Professor of mechanical engineering brings a long association with D-Lab and a commitment to design for the developing world.
Professor J. Kim Vandiver, MIT dean for undergraduate research, has appointed Professor Daniel Frey of the Department of Mechanical Engineering the new faculty director of the MIT D-Lab. Vandiver has functioned in that role since its earliest days and says, “I am delighted to have Dan Frey take on this important leadership role in D-Lab at an exciting time. He combines a deep interest in design with a desire to strengthen research, which will have positive impact in the developing world.”
Frey will work closely with D-Lab leadership and staff to advance the program's mission, values, ideals, and culture. Says D-Lab founder Amy Smith, “I’ve had the pleasure of teaching with Dan and am excited that he will be joining us in this capacity. Dan and his approach to systems thinking will be a valuable asset for D-Lab as we move forward with our strategic plan.”
“I think D-Lab is a really important organization — for the communities it serves, for students, for MIT,” Frey says. “When this role cropped up, it seemed like a great opportunity.”
Frey is no stranger to D-Lab. “Dan has been a supporter of D-Lab since the early days,” says Smith. In fact, over the years, Frey has supervised or co-supervised 10 projects at D-Lab and has formed strong working relationships with the D-Lab research and program staff.

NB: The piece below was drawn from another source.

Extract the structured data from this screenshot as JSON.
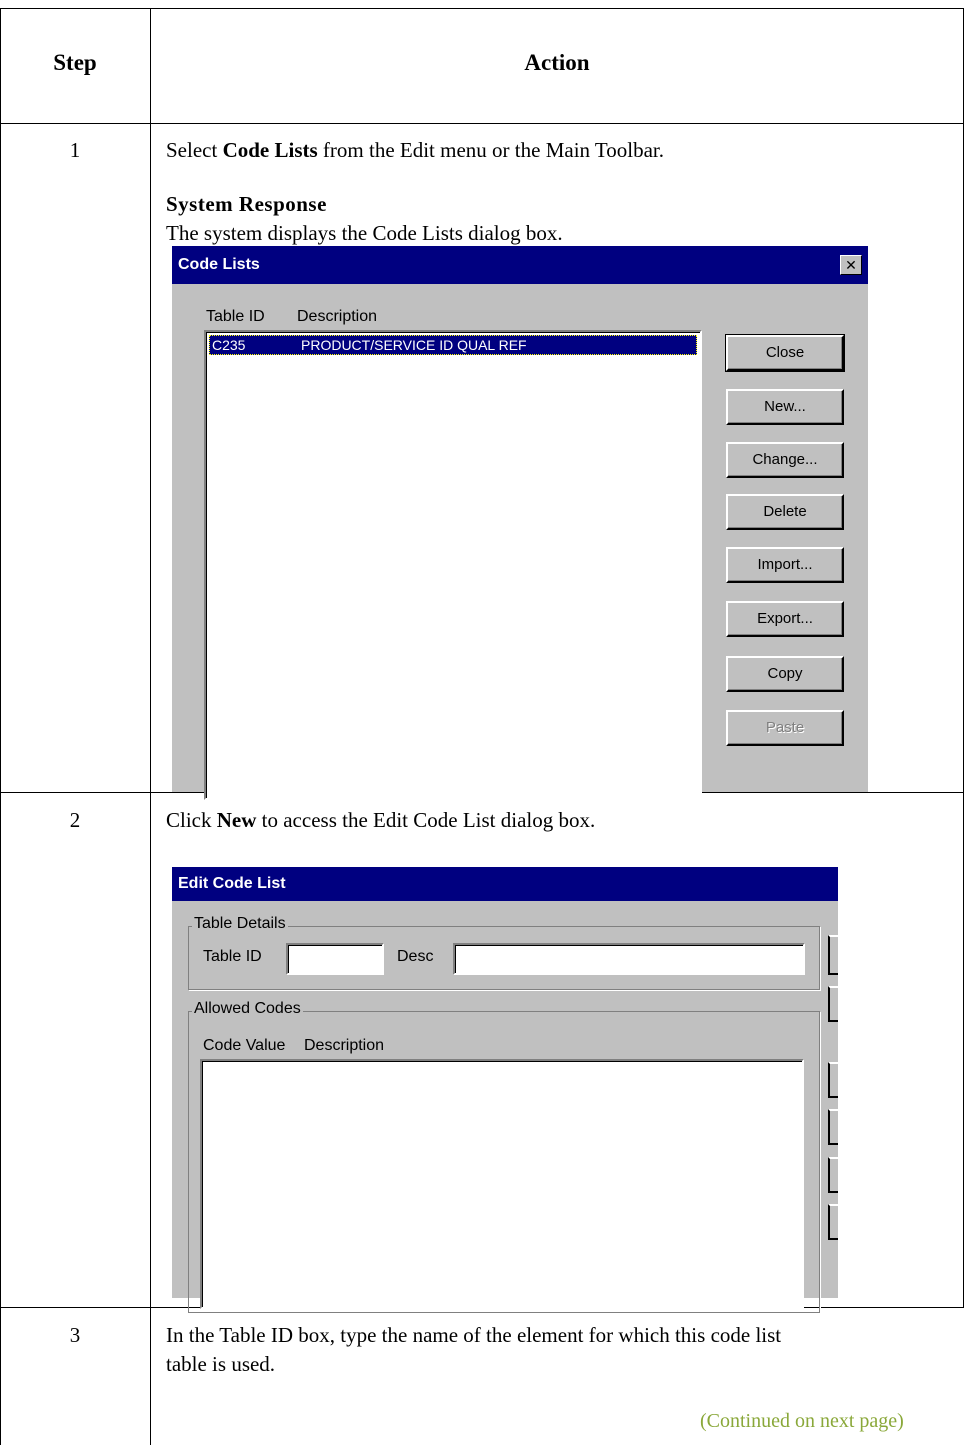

With Frey’s help, D-Lab expects to further develop its research program and deepen its scholarship while maintaining a focus on practical impact, genuine connection with communities, and respect for the creative capacity of people living in poverty. D-Lab’s current research and program portfolio includes biomass fuel and cookstoves, off-grid energy, mobile technology, local innovation, agricultural needs assessment, and developing world mobility.
“I really hope that a lot of my contributions are down in the trenches of projects,” Frey. says “My research concerns the planning of experiments and analysis of data, especially when the goal of the experiments is to inform mechanical design. I foresee lots of chances to partner with D-Lab teams and help them get more out of their experiments.”
A big part of Frey’s job is working with students on products intended for the developing world. “One example is a vaccine cooler design,” says Frey. “A remarkably large fraction of vaccines is damaged somewhere along the way as they travel through the cold chain. It turns out temperatures that are too low are a principal culprit rather than temperatures that are too warm,” he explains. “We had an idea — ‘we’ being me and Prithvi Sundar, a mechanical engineering graduate student at the time — to change the configuration of a cooler, to change the arrangement of phase change material, insulation, and vaccines to avoid such problems across a much broader range of conditions.”
Another project Frey is working on is Surgibox, a project that began its development at D-Lab in 2011 when Debbie Lin Teodorescu brought the then nascent idea to D-Lab staff and researchers. Dan says, “I just made an offer — and it was accepted I’m happy to say — for a research assistant to join the Surgibox effort. The idea is to make surgeries safer when they have to be done in austere settings by maintaining more nearly aseptic conditions around the surgical site for the most common abdominal and thoracic procedures.”
In addition to bringing his considerable experience in research and engineering, in teaching, and project supervision, Frey will play a key role in coordinating D-Lab’s activities with other parts of the Institute by promoting faculty engagement in D-Lab courses, programs, and research and strengthening D-Lab’s alignment and collaboration with programs throughout MIT.
Some of those connections and engagements are already in place. In Frey’s role as co-director of experimental design research in the SUTD-MIT International Design Center (IDC), he is helping to implement experimental designs in the field and also learn from those experiences to improve the methods for planning experiments. Much of the field work has been done in association with the IDC’s Developing World track which, according to the program website, “aims to significantly improve conditions in the developing world by working with partners in developing countries.”
Frey also serves as faculty advisor for the Comprehensive Initiative on Technology Evaluation (CITE), a consortium of six MIT partners established in 2012 by a multimillion-dollar award from USAID. CITE is led by the Department of Urban Studies and Planning and includes D-Lab, Center for Transportation and Logistics, the Priscilla King Gray Public Service Center, and the Sociotechnical Systems Research Center.
Of his four years working with CITE, Frey says, “I’ve learned that there’s work being done all over the world with good intentions to alleviate problems related to poverty. I’m surprised over and over by the many things that don’t ultimately succeed. This work is very hard, complicated, and demands a broad range of disciplinary knowledge. I’m strongly committed to making things, testing them, and I hope, scaling the solutions.”
In addition to the many other roles Dan Frey plays mentioned in this article, he is also co-principal investigator of BLOSSOMS, video lessons intended to enrich students' learning experiences in high school classrooms from in the U.S. and around the world.
Dan holds a PhD in mechanical engineering from MIT, an MS in mechanical engineering from the University of Colorado, and a BS in aeronautical engineering from Rensselaer Polytechnic Institute.